Stay-at-home orders are one tool that state and local governments can use to stop the spread of COVID-19. They require all people aside from essential workers — like health care workers, government employees and grocery store workers — to stay home from work.
These orders are critical for ensuring that the health care system isn’t overwhelmed by COVID-19 patients. If too many people get the virus all at once, the number of people seeking emergency care could outstrip hospital capacity, leaving thousands waiting for treatment in dire straits.
Such an order is especially important for Florida, a large metropolitan state with a sizable elderly population. Current projections from COVID Act Now, a team of data scientists and engineers working to forecast the spread of COVID-19 in the U.S., estimate that without a stay-at-home order, Florida could see its hospital capacity overwhelmed in early May. This scenario could lead to thousands of preventable deaths.
Florida Department of Health figures show that Hillsborough alone has about 100 confirmed COVID-19 cases, the fourth-highest number of cases in the state behind South Florida counties Palm Beach, Broward and Miami-Dade.
Nearly a third of those cases are unrelated to travel, suggesting that the virus may already be spreading through the Tampa Bay community. By choosing to wait instead of acting decisively, the Emergency Policy Group is wasting precious minutes and putting Hillsborough residents at risk.
Orange County, which includes Orlando, passed a stay-at-home order Tuesday. Why did these officials take strong action, with fewer cases than Hillsborough, while most of Hillsborough’s did not?
One major concern from Emergency Policy Group members is how a stay-at-home order might affect economic activity. While it’s true that these measures will impact jobs and businesses, the potential risks are substantially worse. There will be time to support and rebuild economic activity after this crisis.
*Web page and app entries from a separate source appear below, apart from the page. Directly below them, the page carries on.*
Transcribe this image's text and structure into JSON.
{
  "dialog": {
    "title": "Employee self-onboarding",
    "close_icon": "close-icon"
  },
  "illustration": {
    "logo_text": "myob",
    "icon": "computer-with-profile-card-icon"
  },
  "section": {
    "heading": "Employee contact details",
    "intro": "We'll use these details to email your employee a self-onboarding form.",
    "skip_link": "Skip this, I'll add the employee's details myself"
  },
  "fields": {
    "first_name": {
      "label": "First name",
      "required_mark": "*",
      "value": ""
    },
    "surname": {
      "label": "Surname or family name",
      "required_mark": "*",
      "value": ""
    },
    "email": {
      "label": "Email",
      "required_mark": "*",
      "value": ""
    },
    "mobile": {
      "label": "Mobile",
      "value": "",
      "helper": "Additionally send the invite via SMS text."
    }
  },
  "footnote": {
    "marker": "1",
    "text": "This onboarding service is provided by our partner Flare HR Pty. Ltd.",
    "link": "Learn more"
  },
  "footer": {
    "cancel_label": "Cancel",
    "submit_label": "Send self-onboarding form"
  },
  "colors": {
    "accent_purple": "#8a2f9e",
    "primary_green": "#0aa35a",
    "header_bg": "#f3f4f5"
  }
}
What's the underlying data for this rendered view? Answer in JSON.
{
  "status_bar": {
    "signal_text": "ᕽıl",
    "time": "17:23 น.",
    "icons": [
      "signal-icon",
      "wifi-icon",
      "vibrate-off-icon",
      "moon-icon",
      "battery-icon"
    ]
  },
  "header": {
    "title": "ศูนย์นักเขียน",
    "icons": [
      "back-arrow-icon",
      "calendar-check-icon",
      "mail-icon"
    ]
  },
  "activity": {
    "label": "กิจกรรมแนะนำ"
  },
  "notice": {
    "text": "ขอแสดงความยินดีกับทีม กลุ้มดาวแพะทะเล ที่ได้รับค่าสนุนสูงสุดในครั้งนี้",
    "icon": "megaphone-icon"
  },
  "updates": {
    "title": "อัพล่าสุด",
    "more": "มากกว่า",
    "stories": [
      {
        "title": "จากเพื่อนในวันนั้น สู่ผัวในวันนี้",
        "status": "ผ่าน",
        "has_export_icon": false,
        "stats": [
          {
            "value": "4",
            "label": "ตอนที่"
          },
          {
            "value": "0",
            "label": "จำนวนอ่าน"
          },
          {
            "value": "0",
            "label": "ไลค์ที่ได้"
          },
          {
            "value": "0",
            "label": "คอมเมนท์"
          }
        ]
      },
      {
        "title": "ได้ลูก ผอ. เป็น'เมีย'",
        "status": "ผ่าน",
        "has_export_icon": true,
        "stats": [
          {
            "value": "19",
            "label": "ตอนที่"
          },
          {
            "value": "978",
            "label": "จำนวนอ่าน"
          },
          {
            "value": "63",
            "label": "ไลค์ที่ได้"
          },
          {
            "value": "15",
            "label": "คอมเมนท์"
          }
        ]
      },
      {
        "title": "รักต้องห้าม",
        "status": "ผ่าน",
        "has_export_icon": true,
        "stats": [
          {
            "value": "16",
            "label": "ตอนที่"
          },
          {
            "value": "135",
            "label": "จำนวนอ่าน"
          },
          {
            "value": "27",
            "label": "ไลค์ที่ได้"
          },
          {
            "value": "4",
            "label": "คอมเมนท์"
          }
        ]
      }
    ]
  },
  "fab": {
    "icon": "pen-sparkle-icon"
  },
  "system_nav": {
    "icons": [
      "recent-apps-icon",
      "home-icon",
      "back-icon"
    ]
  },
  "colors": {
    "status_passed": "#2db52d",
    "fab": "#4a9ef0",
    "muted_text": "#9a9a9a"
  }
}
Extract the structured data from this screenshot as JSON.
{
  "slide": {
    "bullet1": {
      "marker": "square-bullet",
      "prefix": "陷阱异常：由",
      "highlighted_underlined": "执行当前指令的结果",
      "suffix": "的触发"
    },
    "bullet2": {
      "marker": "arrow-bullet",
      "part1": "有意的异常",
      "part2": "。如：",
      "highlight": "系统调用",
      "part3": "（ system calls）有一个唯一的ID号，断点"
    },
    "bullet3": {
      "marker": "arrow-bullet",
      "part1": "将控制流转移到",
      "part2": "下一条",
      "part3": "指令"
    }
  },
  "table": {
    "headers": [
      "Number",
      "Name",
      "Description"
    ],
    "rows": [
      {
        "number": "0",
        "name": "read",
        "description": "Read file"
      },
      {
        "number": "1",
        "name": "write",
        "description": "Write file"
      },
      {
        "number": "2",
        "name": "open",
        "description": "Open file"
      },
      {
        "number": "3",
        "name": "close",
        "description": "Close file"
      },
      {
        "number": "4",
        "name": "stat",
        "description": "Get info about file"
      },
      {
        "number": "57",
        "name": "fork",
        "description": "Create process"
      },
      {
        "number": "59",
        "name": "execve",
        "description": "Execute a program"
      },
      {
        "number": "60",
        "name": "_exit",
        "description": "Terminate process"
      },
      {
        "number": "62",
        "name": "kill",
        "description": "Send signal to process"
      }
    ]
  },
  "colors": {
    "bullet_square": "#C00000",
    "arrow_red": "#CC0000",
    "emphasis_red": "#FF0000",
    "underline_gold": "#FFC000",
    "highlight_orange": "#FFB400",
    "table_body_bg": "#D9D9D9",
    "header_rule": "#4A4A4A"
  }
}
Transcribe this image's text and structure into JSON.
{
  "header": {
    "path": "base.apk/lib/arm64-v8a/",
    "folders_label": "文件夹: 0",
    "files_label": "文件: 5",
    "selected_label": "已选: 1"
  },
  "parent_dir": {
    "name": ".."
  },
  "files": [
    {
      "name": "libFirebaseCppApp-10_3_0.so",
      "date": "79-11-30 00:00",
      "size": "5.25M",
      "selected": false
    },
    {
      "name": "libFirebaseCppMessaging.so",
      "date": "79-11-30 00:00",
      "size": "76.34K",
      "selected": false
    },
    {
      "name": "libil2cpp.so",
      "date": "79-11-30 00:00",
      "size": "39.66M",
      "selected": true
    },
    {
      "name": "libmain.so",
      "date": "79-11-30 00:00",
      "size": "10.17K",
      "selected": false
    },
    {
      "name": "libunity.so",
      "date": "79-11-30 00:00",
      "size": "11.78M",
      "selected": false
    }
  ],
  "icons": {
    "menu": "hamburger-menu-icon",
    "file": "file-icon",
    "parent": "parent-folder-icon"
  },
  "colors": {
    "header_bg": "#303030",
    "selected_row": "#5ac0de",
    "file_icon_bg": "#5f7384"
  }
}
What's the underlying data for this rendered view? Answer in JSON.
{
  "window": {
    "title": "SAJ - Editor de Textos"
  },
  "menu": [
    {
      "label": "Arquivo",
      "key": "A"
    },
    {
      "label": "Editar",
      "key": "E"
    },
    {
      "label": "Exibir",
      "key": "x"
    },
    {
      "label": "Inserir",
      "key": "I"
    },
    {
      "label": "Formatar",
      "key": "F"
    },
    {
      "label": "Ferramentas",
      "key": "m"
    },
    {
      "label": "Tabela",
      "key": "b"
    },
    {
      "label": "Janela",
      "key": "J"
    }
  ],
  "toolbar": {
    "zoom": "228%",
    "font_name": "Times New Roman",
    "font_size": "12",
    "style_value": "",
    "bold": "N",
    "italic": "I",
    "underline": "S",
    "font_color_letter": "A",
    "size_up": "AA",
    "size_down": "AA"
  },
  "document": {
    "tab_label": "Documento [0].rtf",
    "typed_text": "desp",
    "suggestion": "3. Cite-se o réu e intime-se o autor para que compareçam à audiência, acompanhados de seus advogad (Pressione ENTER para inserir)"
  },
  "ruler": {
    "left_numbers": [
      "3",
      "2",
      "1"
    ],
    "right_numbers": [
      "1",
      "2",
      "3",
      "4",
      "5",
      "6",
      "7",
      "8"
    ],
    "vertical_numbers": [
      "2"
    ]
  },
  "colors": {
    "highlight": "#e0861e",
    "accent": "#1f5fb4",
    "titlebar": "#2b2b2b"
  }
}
The same can’t be said for people’s lives.
For now, Hillsborough County is on track to pass a “safer-at-home” order, a non-enforceable directive to stay home, along with an enforceable 10 p.m. weekday curfew and a 24-hour weekend curfew. These restrictions are better than none, but even these measures are incomplete.
Without enforcement provisions, there’s no guarantee that people will choose not to work during weekdays, especially with an economic downturn on the horizon. The curfew order is similarly insufficient — it’s not like COVID-19 only chooses to spread during nights and weekends, and many people will likely already be in their homes during this time.
When it comes to containing this disease, Hillsborough residents can’t afford to wait. COVID-19 certainly isn’t waiting.
Nathaniel Sweet is a senior studying political science.